#### Records to use ####

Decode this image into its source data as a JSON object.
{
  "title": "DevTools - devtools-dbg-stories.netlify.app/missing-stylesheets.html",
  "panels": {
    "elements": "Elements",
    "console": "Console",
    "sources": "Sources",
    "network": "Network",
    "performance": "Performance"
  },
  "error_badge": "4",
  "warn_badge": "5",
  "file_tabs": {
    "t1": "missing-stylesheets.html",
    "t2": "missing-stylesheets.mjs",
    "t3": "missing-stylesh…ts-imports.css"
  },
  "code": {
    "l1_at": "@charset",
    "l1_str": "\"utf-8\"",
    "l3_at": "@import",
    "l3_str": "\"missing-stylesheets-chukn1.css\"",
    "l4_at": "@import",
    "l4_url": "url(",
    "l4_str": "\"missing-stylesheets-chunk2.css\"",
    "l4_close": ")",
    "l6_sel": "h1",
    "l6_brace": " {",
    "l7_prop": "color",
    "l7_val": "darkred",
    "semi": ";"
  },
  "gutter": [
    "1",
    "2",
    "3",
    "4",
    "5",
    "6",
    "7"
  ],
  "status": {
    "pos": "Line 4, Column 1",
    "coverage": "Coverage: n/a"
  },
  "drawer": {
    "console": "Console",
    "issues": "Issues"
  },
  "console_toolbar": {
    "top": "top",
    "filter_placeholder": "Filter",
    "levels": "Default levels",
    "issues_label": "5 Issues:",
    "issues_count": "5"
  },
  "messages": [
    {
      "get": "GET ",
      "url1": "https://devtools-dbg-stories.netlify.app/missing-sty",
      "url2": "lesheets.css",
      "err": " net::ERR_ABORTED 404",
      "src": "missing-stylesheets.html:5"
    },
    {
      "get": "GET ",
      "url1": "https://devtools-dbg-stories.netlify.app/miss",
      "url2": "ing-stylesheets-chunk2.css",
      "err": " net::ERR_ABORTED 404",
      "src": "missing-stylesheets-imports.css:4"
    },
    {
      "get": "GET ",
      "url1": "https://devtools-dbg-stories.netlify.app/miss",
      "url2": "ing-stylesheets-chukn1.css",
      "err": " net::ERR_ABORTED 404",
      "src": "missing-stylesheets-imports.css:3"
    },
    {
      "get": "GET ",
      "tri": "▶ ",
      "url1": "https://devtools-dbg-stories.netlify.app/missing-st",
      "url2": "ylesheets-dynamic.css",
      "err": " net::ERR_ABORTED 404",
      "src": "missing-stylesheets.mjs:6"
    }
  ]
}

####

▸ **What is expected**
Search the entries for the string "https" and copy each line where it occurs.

▸ **Exercise solution**
      "url1": "https://devtools-dbg-stories.netlify.app/missing-sty",
      "url1": "https://devtools-dbg-stories.netlify.app/miss",
      "url1": "https://devtools-dbg-stories.netlify.app/miss",
      "url1": "https://devtools-dbg-stories.netlify.app/missing-st",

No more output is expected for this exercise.